Backbeat/The Birth of the Beatles/book by Iain Softley and Stephen Jeffreys/directed by David Leveaux/from Iain Softley's production for Glasgow Citizens Theatre/Ahmanson/through March 1
Based on the 1994 film, the Glasgow/UK stage version of Backbeat is making its US premiere at the Ahmanson with all the fire, guts and gusto that engender a genuinely moving dramatic story. This is not a musical, but a drama with music. Let's face it: the Beatles more than any other musical group in history changed our outlook ...and our entire culture. We not only listened to their music, but copied their haircuts, their dress, their attitude and came into sync with every move they made, some good, some bad. For those unfamiliar with how they got started, it was not really in Liverpool, but in a sleazy underground club in Hamburg. Germany in the early 60s. Backbeat fills in these background details, but much more than a docudrama, relates a powerful story about John, Paul, George, Pete Best - drummer before Ringo (Adam Sopp) - and more importantly Stu Sutcliffe (Nick Blood). Stu was an intimate artist friend of John. John literally forced Stu into the group in the early days and so his story rightfully commands as much attention in Backbeat as the legendary boys themselves. Stu's story is sad. He, unlike the others, got cheated of fame and glory.
Backbeat looks at both sides of living. Its drama is created from life and death, frustration, anger, desperation and overwhelming failure as well as success. When John Lennon (Andrew Knott) brings Stu into the group, it is to the dismay of Paul (Daniel Healy), George (Daniel Westwick) and Pete Best (Oliver Bennett), as Stu has no musical talent, he cannot even play the guitar. The relationship between Stu and John is a tight one from the start, but just how close they are is shrouded in mystery. After playing months in deplorable conditions, six hours a night in the underground Hamburg club with sex, prostitutes and drugs as openly available as in a brothel, Stu is introduced to a new fan, pretty German photographer Astrid (Leanne Best) and sparks immediately fly. Stu's own desire to pursue art classes, his deeply evolving love for Astrid, and his love for John, his main reason for being a Beatle, all come into conflict. In the meantime, the Beatles are playing other people's music, with merely a glimmer of their own unique style that eventually put them at the top. Personal struggles and group power struggles with Brian Epstein (Mark Hammersley) and others show a realistically downtrodden yet fascinating portrait of these days that were heretofore left unexplored.
The entire acting ensemble is super.
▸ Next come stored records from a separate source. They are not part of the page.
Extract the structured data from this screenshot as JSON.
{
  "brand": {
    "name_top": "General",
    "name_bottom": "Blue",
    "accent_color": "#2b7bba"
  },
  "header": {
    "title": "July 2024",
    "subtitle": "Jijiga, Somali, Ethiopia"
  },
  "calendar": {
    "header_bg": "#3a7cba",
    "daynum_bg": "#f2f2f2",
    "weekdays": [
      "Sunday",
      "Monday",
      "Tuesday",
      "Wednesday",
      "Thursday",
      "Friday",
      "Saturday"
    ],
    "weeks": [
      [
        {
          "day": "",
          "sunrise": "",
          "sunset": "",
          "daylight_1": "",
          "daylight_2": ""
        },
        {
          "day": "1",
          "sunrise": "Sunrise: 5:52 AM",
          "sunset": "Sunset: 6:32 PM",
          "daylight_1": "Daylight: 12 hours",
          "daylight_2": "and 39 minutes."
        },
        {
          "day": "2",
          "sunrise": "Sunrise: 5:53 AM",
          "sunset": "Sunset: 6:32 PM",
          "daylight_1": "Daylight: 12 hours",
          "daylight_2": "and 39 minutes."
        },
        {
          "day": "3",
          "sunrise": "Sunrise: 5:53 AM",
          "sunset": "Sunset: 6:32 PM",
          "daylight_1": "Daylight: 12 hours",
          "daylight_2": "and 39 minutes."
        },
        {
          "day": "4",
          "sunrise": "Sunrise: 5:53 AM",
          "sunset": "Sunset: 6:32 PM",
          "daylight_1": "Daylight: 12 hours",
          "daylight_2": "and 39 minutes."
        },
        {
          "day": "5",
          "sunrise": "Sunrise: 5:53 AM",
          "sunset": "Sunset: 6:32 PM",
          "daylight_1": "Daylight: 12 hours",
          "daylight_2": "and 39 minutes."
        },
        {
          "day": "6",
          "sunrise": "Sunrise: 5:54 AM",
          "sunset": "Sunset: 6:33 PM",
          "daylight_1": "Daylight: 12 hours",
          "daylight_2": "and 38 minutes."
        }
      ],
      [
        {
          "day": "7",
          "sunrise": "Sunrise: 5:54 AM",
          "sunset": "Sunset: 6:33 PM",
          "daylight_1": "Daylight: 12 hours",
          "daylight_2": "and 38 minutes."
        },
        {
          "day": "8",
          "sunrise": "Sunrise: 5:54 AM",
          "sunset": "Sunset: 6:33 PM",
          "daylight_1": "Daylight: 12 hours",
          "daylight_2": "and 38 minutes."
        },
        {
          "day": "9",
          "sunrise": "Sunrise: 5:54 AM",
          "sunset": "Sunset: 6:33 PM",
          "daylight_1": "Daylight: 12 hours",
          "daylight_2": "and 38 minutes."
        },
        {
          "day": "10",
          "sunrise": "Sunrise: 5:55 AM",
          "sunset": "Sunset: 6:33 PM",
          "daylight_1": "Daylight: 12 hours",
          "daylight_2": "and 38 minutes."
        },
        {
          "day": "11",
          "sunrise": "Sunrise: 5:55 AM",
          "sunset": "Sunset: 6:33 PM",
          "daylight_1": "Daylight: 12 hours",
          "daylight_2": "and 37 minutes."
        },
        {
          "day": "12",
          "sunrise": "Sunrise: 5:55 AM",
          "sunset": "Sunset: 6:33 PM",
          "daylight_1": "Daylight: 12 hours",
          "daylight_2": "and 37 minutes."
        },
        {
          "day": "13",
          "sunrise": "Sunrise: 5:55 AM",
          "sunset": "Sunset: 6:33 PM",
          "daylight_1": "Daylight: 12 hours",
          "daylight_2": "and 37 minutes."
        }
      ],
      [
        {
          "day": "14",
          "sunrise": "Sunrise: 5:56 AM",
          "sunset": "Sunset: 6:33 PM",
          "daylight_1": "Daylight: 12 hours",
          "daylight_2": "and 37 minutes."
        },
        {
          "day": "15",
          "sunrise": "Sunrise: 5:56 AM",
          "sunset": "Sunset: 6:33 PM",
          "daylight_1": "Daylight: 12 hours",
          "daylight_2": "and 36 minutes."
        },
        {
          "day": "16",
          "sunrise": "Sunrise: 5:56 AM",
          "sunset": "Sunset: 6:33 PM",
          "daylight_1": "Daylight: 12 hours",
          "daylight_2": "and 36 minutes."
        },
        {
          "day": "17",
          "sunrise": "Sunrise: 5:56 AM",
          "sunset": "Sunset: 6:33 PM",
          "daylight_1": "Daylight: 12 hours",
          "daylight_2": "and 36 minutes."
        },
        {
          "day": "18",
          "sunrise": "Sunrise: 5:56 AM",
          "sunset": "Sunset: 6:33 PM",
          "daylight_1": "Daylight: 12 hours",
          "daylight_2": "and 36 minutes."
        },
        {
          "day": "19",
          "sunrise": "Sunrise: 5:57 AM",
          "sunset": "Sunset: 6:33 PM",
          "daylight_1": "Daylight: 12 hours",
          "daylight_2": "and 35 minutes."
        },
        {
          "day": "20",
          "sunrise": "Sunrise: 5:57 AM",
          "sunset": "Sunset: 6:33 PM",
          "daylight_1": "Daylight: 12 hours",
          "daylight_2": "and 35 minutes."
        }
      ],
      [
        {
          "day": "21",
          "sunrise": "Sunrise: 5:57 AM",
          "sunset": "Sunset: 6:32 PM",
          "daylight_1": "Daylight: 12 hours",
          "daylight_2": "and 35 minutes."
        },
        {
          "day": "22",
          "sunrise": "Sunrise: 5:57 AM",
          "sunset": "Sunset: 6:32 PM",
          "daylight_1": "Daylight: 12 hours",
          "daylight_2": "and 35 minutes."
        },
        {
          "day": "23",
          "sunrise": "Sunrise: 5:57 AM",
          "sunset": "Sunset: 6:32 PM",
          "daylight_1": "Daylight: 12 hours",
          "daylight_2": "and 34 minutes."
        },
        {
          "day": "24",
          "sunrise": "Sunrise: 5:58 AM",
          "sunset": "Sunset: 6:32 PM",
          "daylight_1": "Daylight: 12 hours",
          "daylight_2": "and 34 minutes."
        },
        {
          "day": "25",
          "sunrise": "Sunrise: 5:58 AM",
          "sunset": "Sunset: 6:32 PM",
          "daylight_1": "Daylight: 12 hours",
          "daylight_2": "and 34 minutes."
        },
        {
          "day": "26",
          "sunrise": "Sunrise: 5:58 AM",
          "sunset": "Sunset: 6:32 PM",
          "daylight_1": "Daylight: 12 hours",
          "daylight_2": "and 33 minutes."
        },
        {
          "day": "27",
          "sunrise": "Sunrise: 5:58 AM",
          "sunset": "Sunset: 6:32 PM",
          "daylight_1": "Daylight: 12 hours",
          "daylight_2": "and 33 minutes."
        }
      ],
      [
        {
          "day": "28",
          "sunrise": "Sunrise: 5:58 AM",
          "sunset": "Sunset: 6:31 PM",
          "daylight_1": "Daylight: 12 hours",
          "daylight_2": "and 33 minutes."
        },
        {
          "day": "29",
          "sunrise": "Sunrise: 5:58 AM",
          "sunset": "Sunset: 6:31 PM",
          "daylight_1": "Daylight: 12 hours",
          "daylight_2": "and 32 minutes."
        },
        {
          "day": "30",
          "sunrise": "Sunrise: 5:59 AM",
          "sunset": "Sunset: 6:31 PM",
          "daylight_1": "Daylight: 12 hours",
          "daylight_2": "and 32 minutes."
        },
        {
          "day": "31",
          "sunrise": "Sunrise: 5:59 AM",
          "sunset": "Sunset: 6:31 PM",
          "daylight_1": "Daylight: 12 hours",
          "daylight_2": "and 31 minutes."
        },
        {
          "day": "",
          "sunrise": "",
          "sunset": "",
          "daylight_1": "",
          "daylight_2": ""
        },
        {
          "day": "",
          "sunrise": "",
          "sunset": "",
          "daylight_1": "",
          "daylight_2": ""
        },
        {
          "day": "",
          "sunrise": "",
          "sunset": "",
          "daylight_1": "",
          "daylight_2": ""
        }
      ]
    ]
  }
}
Standout Blood is electric as the crude yet honest Stu Sutcliffe with the James Dean looks, so tortured within his art and with his personal affliction. His phenomenal love scenes with Best are brutally passionate. Best is a stunner as Astrid, the caring soul who acts as go-between with Stu and John. Knott is equally dynamic as the workaholic, in his desperate pursuit for the group's success, all the while concealing his real feelings for Stu, until the bitter end. Praise to all those remaining in the 19-member cast, who, under David Leveaux's meticulously slick and coherent direction and fluid theatrical staging, work brilliance, many called upon to play more than one role.
Backbeat is not a reenacted collection of the Beatles' greatest hits as is the revue Rain. It is, as I mentioned earlier, a drama with music, and as such incorporates all music from the early sixties that the Beatles sang, mostly songs that were recorded by other artists. Highlights include: "Johnny Be Good", "Good Golly Miss Molly", "A Taste of Honey", "That Happy Feeling", "Twist and Shout", "My Bonnie" and also their first hits "PS I Love You" and "Love Me Do". One scene where the latter is being created by John and Paul is tingling to watch, especially for fans like me who grew up with Beatles' music.